Originally published in the Boulder Daily Camera and the Longmont Daily Times-Call.

I get a kick out of some bumper stickers like:

“I didn’t say it was your fault. I said I was blaming you.” Or

“A clear conscience is the sign of fuzzy memory.” Or

“I used to be indecisive. Now I’m not so sure.” Or

“Nostalgia isn’t what it used to be.” Or

“Where there’s a will, I want to be in it.”

Bumper stickers like those brighten my day. They make me smile. They reflect the personality of the person driving the car.

The same is true of advertising.

Humor in advertising can brighten a person’s day. It can make them smile. Most important, humor can make people feel good about the business and products behind the advertising. Smiles are great ice-breakers and warm laughter is a potent sales pitch.

Recently when I was going through the New Orleans airport, I was confronted by a very large, very loud female screening agent. She asked me to take off my glasses. I countered that since

I was wearing contact lens, not glasses, it would be difficult for me to comply with her directive. The screening agent laughed loudly, slapped her knee and told everyone else waiting to be screened, “Just look at this here lady! She thinks she’s not wearing glasses! Just look at her standing there telling me to my face that she’s not wearing any glasses!” Everyone looked and everyone joined her laughter.

Suddenly I realized my reading glasses were perched majestically on top of my head. My face was red, but I laughed harder than all the rest. The stress of a long airport screening line evaporated instantly in a sea of smiling faces.

Why are so many of us taking things so seriously? They begin the nightly news with “Good Evening”, then proceed to tell us why it isn’t. They tell us we have a massive and ever-growing national debt, that unemployment is stuck at record high levels, that there’s gridlock in Washington and that the Rockies are in the sub-basement of the National League. But frowny faces, grimacing and teeth-grinding in our advertising won’t change any of that. Gloom and pessimism won’t improve our businesses. Who wants to do deal with a negative Nellie?

Lighten up already. Consider putting a little humor in your advertising. It doesn’t have to be knee-slapping Face Book funny. It’s not necessary to round up herds of erudite lizards or flocks of talking ducks or litters of cute babies. Just inject a touch of your personality in your business advertising. Let current and potential clients and customers know that while your business is serious about what it is doing, it also knows how and when to smile.

A word of caution, however.

Humor in advertising is a double-edged sword. It can backfire spectacularly if your target audience doesn’t share your sense of humor. What is humorous to some may be offensive to others. What teenage boys laugh about in the locker room probably will turn customers away if it is repeated in your advertising. Use one-liners with care, beware of double entendres and stay well within the boundaries of political correctness.

Advertising and marketing campaigns appeal to emotions. We’re urged to buy because bad things may happen if we don’t or good things may happen if we do. In the current climate of negativity, most people are looking for more. They want to feel good about their decisions. Showing that your business can deliver builds their confidence. Their confidence is reinforced when your business also reflects an appreciation for smiles.

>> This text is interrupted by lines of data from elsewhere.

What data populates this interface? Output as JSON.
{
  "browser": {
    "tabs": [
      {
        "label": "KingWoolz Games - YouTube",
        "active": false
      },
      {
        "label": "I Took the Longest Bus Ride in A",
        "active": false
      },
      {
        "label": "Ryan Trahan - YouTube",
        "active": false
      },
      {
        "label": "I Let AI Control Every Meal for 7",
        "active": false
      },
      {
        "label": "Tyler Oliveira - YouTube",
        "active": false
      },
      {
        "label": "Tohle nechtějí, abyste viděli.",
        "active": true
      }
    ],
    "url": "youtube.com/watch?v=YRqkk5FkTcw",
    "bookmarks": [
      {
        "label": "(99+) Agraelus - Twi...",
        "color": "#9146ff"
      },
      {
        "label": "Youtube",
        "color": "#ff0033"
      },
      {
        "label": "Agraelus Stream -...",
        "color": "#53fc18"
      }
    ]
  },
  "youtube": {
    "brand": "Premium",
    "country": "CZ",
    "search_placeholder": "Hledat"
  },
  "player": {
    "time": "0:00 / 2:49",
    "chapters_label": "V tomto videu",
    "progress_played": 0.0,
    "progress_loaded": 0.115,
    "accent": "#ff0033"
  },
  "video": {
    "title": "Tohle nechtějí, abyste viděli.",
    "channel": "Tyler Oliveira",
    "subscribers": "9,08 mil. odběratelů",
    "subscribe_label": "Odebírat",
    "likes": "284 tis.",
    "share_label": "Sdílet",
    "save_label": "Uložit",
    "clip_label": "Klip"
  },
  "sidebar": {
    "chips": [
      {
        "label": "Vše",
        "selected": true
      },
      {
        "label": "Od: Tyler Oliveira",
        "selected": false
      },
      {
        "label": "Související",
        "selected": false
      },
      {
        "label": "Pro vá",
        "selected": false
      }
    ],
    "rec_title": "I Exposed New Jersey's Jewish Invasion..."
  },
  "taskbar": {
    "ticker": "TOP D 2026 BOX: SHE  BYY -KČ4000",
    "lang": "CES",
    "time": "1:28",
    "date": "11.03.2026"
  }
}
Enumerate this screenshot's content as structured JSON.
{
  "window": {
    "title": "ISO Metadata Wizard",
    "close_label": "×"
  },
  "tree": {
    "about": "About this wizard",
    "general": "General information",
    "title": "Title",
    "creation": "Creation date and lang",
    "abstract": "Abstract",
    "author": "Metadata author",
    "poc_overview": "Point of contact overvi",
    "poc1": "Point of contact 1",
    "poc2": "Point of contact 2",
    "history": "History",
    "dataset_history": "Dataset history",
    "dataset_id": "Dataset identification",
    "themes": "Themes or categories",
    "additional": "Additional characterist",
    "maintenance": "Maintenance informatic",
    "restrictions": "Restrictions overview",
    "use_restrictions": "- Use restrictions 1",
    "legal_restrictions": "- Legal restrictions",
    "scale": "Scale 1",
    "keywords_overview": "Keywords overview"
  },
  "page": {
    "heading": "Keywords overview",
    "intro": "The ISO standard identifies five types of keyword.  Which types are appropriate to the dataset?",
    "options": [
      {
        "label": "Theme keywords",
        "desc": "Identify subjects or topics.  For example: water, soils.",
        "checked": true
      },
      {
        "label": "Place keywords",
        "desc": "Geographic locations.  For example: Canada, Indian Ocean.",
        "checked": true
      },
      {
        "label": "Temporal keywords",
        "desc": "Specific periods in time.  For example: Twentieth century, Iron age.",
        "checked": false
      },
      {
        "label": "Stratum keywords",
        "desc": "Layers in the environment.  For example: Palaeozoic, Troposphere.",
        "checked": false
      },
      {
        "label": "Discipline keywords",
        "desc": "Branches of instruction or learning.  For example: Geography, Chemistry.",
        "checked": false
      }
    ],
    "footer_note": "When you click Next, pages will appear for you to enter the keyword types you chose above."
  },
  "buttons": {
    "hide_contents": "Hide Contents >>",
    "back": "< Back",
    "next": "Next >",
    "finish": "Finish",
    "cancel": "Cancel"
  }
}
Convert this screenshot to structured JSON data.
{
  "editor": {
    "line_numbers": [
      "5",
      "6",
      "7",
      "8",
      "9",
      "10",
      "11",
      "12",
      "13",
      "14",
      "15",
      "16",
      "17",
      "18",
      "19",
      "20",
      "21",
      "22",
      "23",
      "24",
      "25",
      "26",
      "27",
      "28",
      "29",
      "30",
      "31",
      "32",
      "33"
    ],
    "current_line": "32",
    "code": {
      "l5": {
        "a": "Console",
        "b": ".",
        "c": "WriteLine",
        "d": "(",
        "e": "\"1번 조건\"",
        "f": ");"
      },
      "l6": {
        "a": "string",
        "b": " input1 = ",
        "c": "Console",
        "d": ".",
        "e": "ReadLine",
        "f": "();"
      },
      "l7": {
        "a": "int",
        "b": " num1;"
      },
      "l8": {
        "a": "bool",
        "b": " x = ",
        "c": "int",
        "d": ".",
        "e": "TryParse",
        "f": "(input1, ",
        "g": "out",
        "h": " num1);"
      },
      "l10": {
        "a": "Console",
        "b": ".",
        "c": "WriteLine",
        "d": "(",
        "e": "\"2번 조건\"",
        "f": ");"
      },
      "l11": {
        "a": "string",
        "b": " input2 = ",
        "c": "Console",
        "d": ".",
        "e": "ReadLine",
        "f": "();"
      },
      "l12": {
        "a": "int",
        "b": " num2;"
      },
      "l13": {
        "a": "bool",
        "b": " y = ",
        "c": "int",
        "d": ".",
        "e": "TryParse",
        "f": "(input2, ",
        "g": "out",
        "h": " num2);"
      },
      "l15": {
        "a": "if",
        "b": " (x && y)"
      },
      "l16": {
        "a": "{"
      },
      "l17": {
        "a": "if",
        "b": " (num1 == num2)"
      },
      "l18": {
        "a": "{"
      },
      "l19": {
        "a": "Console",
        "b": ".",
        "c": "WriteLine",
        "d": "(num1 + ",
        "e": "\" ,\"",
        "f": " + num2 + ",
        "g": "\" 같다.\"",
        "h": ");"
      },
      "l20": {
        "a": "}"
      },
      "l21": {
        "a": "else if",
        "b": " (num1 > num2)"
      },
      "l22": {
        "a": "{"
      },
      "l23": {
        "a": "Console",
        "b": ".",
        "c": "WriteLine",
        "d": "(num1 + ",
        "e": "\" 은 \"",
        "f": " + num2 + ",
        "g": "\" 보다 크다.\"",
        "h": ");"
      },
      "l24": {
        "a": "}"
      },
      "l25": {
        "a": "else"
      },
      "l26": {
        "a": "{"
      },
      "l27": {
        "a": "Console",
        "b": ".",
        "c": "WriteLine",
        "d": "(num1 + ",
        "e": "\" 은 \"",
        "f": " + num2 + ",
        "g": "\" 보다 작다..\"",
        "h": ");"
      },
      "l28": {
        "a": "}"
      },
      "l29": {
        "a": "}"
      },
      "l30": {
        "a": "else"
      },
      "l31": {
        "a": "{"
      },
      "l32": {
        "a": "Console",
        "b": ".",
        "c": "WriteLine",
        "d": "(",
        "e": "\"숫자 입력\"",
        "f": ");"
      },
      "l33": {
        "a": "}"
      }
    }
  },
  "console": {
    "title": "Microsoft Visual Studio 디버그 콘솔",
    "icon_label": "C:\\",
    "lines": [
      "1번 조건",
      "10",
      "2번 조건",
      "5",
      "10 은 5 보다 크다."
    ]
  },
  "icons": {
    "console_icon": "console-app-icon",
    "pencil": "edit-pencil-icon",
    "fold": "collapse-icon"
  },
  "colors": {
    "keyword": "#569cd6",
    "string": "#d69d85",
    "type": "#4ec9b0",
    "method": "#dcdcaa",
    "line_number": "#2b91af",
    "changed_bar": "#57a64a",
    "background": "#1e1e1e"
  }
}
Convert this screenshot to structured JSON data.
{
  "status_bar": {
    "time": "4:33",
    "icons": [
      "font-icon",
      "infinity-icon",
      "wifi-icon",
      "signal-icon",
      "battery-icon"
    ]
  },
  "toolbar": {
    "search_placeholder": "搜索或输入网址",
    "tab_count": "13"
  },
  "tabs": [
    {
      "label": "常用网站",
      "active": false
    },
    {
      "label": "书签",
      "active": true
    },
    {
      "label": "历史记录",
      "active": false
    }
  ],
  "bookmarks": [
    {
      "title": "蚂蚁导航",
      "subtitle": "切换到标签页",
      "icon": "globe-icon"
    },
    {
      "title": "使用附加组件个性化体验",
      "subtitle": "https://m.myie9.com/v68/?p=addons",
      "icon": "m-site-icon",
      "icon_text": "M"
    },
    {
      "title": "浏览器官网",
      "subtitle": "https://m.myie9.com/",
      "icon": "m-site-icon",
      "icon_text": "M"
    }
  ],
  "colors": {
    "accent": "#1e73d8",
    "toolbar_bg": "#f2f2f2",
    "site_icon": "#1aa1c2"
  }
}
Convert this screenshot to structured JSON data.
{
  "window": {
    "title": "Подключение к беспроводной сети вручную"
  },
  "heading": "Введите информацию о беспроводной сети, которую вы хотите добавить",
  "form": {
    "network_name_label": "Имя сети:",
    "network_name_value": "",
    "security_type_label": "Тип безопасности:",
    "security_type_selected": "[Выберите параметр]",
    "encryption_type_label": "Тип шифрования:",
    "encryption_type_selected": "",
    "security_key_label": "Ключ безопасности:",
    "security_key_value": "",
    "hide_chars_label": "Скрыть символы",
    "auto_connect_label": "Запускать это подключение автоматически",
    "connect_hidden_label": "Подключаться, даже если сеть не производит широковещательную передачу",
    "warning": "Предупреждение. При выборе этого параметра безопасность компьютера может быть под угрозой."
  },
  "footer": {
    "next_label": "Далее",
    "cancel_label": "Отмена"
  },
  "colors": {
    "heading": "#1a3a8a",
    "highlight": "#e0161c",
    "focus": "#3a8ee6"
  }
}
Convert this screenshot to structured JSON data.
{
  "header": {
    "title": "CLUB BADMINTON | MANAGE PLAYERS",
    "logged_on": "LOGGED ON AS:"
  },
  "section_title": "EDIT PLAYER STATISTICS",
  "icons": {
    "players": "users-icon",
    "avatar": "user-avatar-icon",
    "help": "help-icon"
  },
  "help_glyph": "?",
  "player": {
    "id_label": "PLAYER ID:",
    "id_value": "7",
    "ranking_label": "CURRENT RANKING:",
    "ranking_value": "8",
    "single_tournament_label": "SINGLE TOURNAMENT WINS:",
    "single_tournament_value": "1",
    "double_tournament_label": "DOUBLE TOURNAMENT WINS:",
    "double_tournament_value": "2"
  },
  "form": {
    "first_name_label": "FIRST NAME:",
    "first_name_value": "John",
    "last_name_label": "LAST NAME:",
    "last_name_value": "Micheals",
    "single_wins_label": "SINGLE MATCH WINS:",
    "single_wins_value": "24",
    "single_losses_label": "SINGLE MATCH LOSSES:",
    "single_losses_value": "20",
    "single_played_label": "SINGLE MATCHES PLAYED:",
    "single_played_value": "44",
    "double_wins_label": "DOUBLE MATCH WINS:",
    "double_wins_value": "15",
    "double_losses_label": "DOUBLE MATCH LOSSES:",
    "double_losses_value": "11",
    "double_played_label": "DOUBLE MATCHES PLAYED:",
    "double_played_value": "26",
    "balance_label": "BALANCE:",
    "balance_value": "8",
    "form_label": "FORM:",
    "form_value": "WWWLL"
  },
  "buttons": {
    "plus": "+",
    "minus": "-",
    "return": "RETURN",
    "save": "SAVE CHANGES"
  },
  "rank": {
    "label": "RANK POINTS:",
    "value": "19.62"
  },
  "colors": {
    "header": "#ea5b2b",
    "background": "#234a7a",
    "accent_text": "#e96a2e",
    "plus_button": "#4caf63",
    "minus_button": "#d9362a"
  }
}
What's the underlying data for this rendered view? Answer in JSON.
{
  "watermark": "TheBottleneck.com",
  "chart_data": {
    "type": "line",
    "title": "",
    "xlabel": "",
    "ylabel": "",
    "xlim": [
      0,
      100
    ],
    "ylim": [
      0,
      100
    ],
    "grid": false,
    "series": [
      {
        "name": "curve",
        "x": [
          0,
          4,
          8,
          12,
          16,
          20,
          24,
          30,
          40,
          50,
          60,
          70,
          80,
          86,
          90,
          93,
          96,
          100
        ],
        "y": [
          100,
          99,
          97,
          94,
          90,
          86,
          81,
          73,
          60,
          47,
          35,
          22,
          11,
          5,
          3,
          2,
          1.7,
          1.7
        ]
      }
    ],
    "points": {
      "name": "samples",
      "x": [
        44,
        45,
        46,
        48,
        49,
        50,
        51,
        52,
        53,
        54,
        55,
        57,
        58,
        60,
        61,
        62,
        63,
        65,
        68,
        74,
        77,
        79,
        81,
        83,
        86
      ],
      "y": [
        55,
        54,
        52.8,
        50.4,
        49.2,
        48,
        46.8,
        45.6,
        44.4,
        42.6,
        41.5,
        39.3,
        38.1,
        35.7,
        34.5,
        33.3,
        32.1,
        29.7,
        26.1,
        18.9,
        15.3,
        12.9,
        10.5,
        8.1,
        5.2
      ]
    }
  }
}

Smiles keep customers and clients coming back for more.

Stacy Cornay is the owner of Communication Concepts Public Relations & Advertising. 
Visit www.comm-concepts.com or call 303-651-6612.

Share this post on: